Description of the task: The expected result is the full set of records, copied precisely, with images dropped.

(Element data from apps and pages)
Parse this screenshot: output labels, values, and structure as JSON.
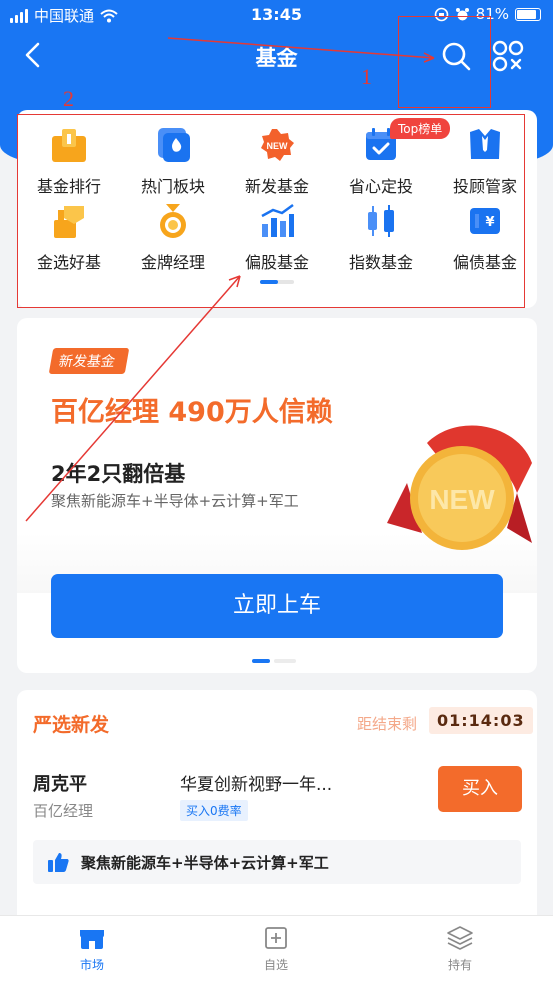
{
  "status_bar": {
    "carrier": "中国联通",
    "time": "13:45",
    "battery": "81%"
  },
  "nav": {
    "title": "基金",
    "back_icon": "chevron-left-icon",
    "search_icon": "search-icon",
    "scan_icon": "scan-icon"
  },
  "annotations": {
    "label_1": "1",
    "label_2": "2",
    "color": "#e53935"
  },
  "menu": {
    "badge": "Top榜单",
    "items": [
      {
        "label": "基金排行",
        "icon": "ranking-icon"
      },
      {
        "label": "热门板块",
        "icon": "hot-sector-icon"
      },
      {
        "label": "新发基金",
        "icon": "new-fund-icon"
      },
      {
        "label": "省心定投",
        "icon": "auto-invest-icon"
      },
      {
        "label": "投顾管家",
        "icon": "advisor-icon"
      },
      {
        "label": "金选好基",
        "icon": "gold-select-icon"
      },
      {
        "label": "金牌经理",
        "icon": "gold-manager-icon"
      },
      {
        "label": "偏股基金",
        "icon": "equity-fund-icon"
      },
      {
        "label": "指数基金",
        "icon": "index-fund-icon"
      },
      {
        "label": "偏债基金",
        "icon": "bond-fund-icon"
      }
    ],
    "new_text": "NEW"
  },
  "promo": {
    "tag": "新发基金",
    "headline": "百亿经理  490万人信赖",
    "sub": "2年2只翻倍基",
    "desc": "聚焦新能源车+半导体+云计算+军工",
    "medal_text": "NEW",
    "button": "立即上车"
  },
  "select": {
    "title": "严选新发",
    "countdown_label": "距结束剩",
    "countdown": "01:14:03",
    "manager_name": "周克平",
    "manager_title": "百亿经理",
    "fund_name": "华夏创新视野一年...",
    "fund_tag": "买入0费率",
    "buy_button": "买入",
    "highlight": "聚焦新能源车+半导体+云计算+军工"
  },
  "tab_bar": {
    "items": [
      {
        "label": "市场",
        "icon": "market-icon",
        "active": true
      },
      {
        "label": "自选",
        "icon": "watchlist-icon",
        "active": false
      },
      {
        "label": "持有",
        "icon": "holdings-icon",
        "active": false
      }
    ]
  },
  "colors": {
    "brand_blue": "#1976f3",
    "accent_orange": "#f36b2b",
    "annotation_red": "#e53935"
  }
}
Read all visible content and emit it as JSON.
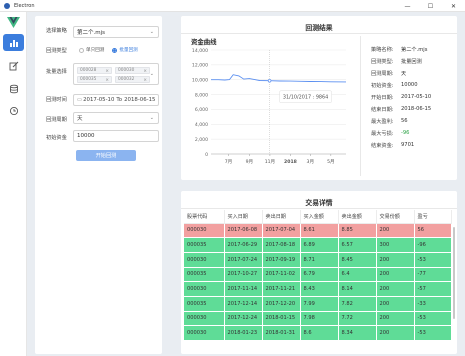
{
  "window": {
    "title": "Electron",
    "minimize": "—",
    "maximize": "☐",
    "close": "✕"
  },
  "form": {
    "strategy_label": "选择策略",
    "strategy_value": "第二个.mjs",
    "type_label": "回测类型",
    "type_options": [
      "单只回测",
      "批量回测"
    ],
    "type_selected": 1,
    "batch_label": "批量选择",
    "batch_tags": [
      "000028",
      "000030",
      "000035",
      "000032"
    ],
    "time_label": "回测时间",
    "date_start": "2017-05-10",
    "date_sep": "To",
    "date_end": "2018-06-15",
    "period_label": "回测周期",
    "period_value": "天",
    "capital_label": "初始资金",
    "capital_value": "10000",
    "start_button": "开始回测"
  },
  "result": {
    "title": "回测结果",
    "chart_title": "资金曲线",
    "tooltip": "31/10/2017 : 9864",
    "info": [
      {
        "k": "策略名称:",
        "v": "第二个.mjs"
      },
      {
        "k": "回测类型:",
        "v": "批量回测"
      },
      {
        "k": "回测周期:",
        "v": "天"
      },
      {
        "k": "初始资金:",
        "v": "10000"
      },
      {
        "k": "开始日期:",
        "v": "2017-05-10"
      },
      {
        "k": "结束日期:",
        "v": "2018-06-15"
      },
      {
        "k": "最大盈利:",
        "v": "56"
      },
      {
        "k": "最大亏损:",
        "v": "-96"
      },
      {
        "k": "结束资金:",
        "v": "9701"
      }
    ]
  },
  "chart_data": {
    "type": "line",
    "title": "资金曲线",
    "ylim": [
      0,
      14000
    ],
    "yticks": [
      "14,000",
      "12,000",
      "10,000",
      "8,000",
      "6,000",
      "4,000",
      "2,000",
      "0"
    ],
    "xticks": [
      "7月",
      "9月",
      "11月",
      "2018",
      "3月",
      "5月"
    ],
    "x": [
      "2017-05-10",
      "2017-06-01",
      "2017-06-20",
      "2017-07-04",
      "2017-07-15",
      "2017-08-01",
      "2017-08-15",
      "2017-09-01",
      "2017-09-15",
      "2017-10-01",
      "2017-10-31",
      "2017-12-01",
      "2018-01-01",
      "2018-02-01",
      "2018-03-01",
      "2018-04-01",
      "2018-05-01",
      "2018-06-15"
    ],
    "series": [
      {
        "values": [
          10000,
          10000,
          9960,
          10020,
          10680,
          10520,
          10080,
          10150,
          10040,
          9900,
          9864,
          9830,
          9810,
          9790,
          9760,
          9740,
          9720,
          9701
        ]
      }
    ],
    "tooltip_point": {
      "x": "2017-10-31",
      "y": 9864
    },
    "line_color": "#5b8ff0"
  },
  "trades": {
    "title": "交易详情",
    "columns": [
      "股票代码",
      "买入日期",
      "卖出日期",
      "买入金额",
      "卖出金额",
      "交易份额",
      "盈亏"
    ],
    "rows": [
      {
        "code": "000030",
        "buy": "2017-06-08",
        "sell": "2017-07-04",
        "bamt": "8.61",
        "samt": "8.85",
        "qty": "200",
        "pl": "56",
        "status": "loss"
      },
      {
        "code": "000035",
        "buy": "2017-06-29",
        "sell": "2017-08-18",
        "bamt": "6.89",
        "samt": "6.57",
        "qty": "300",
        "pl": "-96",
        "status": "win"
      },
      {
        "code": "000030",
        "buy": "2017-07-24",
        "sell": "2017-09-19",
        "bamt": "8.71",
        "samt": "8.45",
        "qty": "200",
        "pl": "-53",
        "status": "win"
      },
      {
        "code": "000035",
        "buy": "2017-10-27",
        "sell": "2017-11-02",
        "bamt": "6.79",
        "samt": "6.4",
        "qty": "200",
        "pl": "-77",
        "status": "win"
      },
      {
        "code": "000030",
        "buy": "2017-11-14",
        "sell": "2017-11-21",
        "bamt": "8.43",
        "samt": "8.14",
        "qty": "200",
        "pl": "-57",
        "status": "win"
      },
      {
        "code": "000035",
        "buy": "2017-12-14",
        "sell": "2017-12-20",
        "bamt": "7.99",
        "samt": "7.82",
        "qty": "200",
        "pl": "-33",
        "status": "win"
      },
      {
        "code": "000030",
        "buy": "2017-12-24",
        "sell": "2018-01-15",
        "bamt": "7.98",
        "samt": "7.72",
        "qty": "200",
        "pl": "-53",
        "status": "win"
      },
      {
        "code": "000030",
        "buy": "2018-01-23",
        "sell": "2018-01-31",
        "bamt": "8.6",
        "samt": "8.34",
        "qty": "200",
        "pl": "-53",
        "status": "win"
      }
    ]
  }
}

Answer to the problem:
Parse this screenshot: output labels, values, and structure as JSON.
{
  "status_bar": {
    "carrier": "中国联通",
    "time": "13:45",
    "battery": "81%"
  },
  "nav": {
    "title": "基金",
    "back_icon": "chevron-left-icon",
    "search_icon": "search-icon",
    "scan_icon": "scan-icon"
  },
  "annotations": {
    "label_1": "1",
    "label_2": "2",
    "color": "#e53935"
  },
  "menu": {
    "badge": "Top榜单",
    "items": [
      {
        "label": "基金排行",
        "icon": "ranking-icon"
      },
      {
        "label": "热门板块",
        "icon": "hot-sector-icon"
      },
      {
        "label": "新发基金",
        "icon": "new-fund-icon"
      },
      {
        "label": "省心定投",
        "icon": "auto-invest-icon"
      },
      {
        "label": "投顾管家",
        "icon": "advisor-icon"
      },
      {
        "label": "金选好基",
        "icon": "gold-select-icon"
      },
      {
        "label": "金牌经理",
        "icon": "gold-manager-icon"
      },
      {
        "label": "偏股基金",
        "icon": "equity-fund-icon"
      },
      {
        "label": "指数基金",
        "icon": "index-fund-icon"
      },
      {
        "label": "偏债基金",
        "icon": "bond-fund-icon"
      }
    ],
    "new_text": "NEW"
  },
  "promo": {
    "tag": "新发基金",
    "headline": "百亿经理  490万人信赖",
    "sub": "2年2只翻倍基",
    "desc": "聚焦新能源车+半导体+云计算+军工",
    "medal_text": "NEW",
    "button": "立即上车"
  },
  "select": {
    "title": "严选新发",
    "countdown_label": "距结束剩",
    "countdown": "01:14:03",
    "manager_name": "周克平",
    "manager_title": "百亿经理",
    "fund_name": "华夏创新视野一年...",
    "fund_tag": "买入0费率",
    "buy_button": "买入",
    "highlight": "聚焦新能源车+半导体+云计算+军工"
  },
  "tab_bar": {
    "items": [
      {
        "label": "市场",
        "icon": "market-icon",
        "active": true
      },
      {
        "label": "自选",
        "icon": "watchlist-icon",
        "active": false
      },
      {
        "label": "持有",
        "icon": "holdings-icon",
        "active": false
      }
    ]
  },
  "colors": {
    "brand_blue": "#1976f3",
    "accent_orange": "#f36b2b",
    "annotation_red": "#e53935"
  }
}
Read all visible content and emit it as JSON.
{
  "window": {
    "title": "Electron",
    "minimize": "—",
    "maximize": "☐",
    "close": "✕"
  },
  "form": {
    "strategy_label": "选择策略",
    "strategy_value": "第二个.mjs",
    "type_label": "回测类型",
    "type_options": [
      "单只回测",
      "批量回测"
    ],
    "type_selected": 1,
    "batch_label": "批量选择",
    "batch_tags": [
      "000028",
      "000030",
      "000035",
      "000032"
    ],
    "time_label": "回测时间",
    "date_start": "2017-05-10",
    "date_sep": "To",
    "date_end": "2018-06-15",
    "period_label": "回测周期",
    "period_value": "天",
    "capital_label": "初始资金",
    "capital_value": "10000",
    "start_button": "开始回测"
  },
  "result": {
    "title": "回测结果",
    "chart_title": "资金曲线",
    "tooltip": "31/10/2017 : 9864",
    "info": [
      {
        "k": "策略名称:",
        "v": "第二个.mjs"
      },
      {
        "k": "回测类型:",
        "v": "批量回测"
      },
      {
        "k": "回测周期:",
        "v": "天"
      },
      {
        "k": "初始资金:",
        "v": "10000"
      },
      {
        "k": "开始日期:",
        "v": "2017-05-10"
      },
      {
        "k": "结束日期:",
        "v": "2018-06-15"
      },
      {
        "k": "最大盈利:",
        "v": "56"
      },
      {
        "k": "最大亏损:",
        "v": "-96"
      },
      {
        "k": "结束资金:",
        "v": "9701"
      }
    ]
  },
  "chart_data": {
    "type": "line",
    "title": "资金曲线",
    "ylim": [
      0,
      14000
    ],
    "yticks": [
      "14,000",
      "12,000",
      "10,000",
      "8,000",
      "6,000",
      "4,000",
      "2,000",
      "0"
    ],
    "xticks": [
      "7月",
      "9月",
      "11月",
      "2018",
      "3月",
      "5月"
    ],
    "x": [
      "2017-05-10",
      "2017-06-01",
      "2017-06-20",
      "2017-07-04",
      "2017-07-15",
      "2017-08-01",
      "2017-08-15",
      "2017-09-01",
      "2017-09-15",
      "2017-10-01",
      "2017-10-31",
      "2017-12-01",
      "2018-01-01",
      "2018-02-01",
      "2018-03-01",
      "2018-04-01",
      "2018-05-01",
      "2018-06-15"
    ],
    "series": [
      {
        "values": [
          10000,
          10000,
          9960,
          10020,
          10680,
          10520,
          10080,
          10150,
          10040,
          9900,
          9864,
          9830,
          9810,
          9790,
          9760,
          9740,
          9720,
          9701
        ]
      }
    ],
    "tooltip_point": {
      "x": "2017-10-31",
      "y": 9864
    },
    "line_color": "#5b8ff0"
  },
  "trades": {
    "title": "交易详情",
    "columns": [
      "股票代码",
      "买入日期",
      "卖出日期",
      "买入金额",
      "卖出金额",
      "交易份额",
      "盈亏"
    ],
    "rows": [
      {
        "code": "000030",
        "buy": "2017-06-08",
        "sell": "2017-07-04",
        "bamt": "8.61",
        "samt": "8.85",
        "qty": "200",
        "pl": "56",
        "status": "loss"
      },
      {
        "code": "000035",
        "buy": "2017-06-29",
        "sell": "2017-08-18",
        "bamt": "6.89",
        "samt": "6.57",
        "qty": "300",
        "pl": "-96",
        "status": "win"
      },
      {
        "code": "000030",
        "buy": "2017-07-24",
        "sell": "2017-09-19",
        "bamt": "8.71",
        "samt": "8.45",
        "qty": "200",
        "pl": "-53",
        "status": "win"
      },
      {
        "code": "000035",
        "buy": "2017-10-27",
        "sell": "2017-11-02",
        "bamt": "6.79",
        "samt": "6.4",
        "qty": "200",
        "pl": "-77",
        "status": "win"
      },
      {
        "code": "000030",
        "buy": "2017-11-14",
        "sell": "2017-11-21",
        "bamt": "8.43",
        "samt": "8.14",
        "qty": "200",
        "pl": "-57",
        "status": "win"
      },
      {
        "code": "000035",
        "buy": "2017-12-14",
        "sell": "2017-12-20",
        "bamt": "7.99",
        "samt": "7.82",
        "qty": "200",
        "pl": "-33",
        "status": "win"
      },
      {
        "code": "000030",
        "buy": "2017-12-24",
        "sell": "2018-01-15",
        "bamt": "7.98",
        "samt": "7.72",
        "qty": "200",
        "pl": "-53",
        "status": "win"
      },
      {
        "code": "000030",
        "buy": "2018-01-23",
        "sell": "2018-01-31",
        "bamt": "8.6",
        "samt": "8.34",
        "qty": "200",
        "pl": "-53",
        "status": "win"
      }
    ]
  }
}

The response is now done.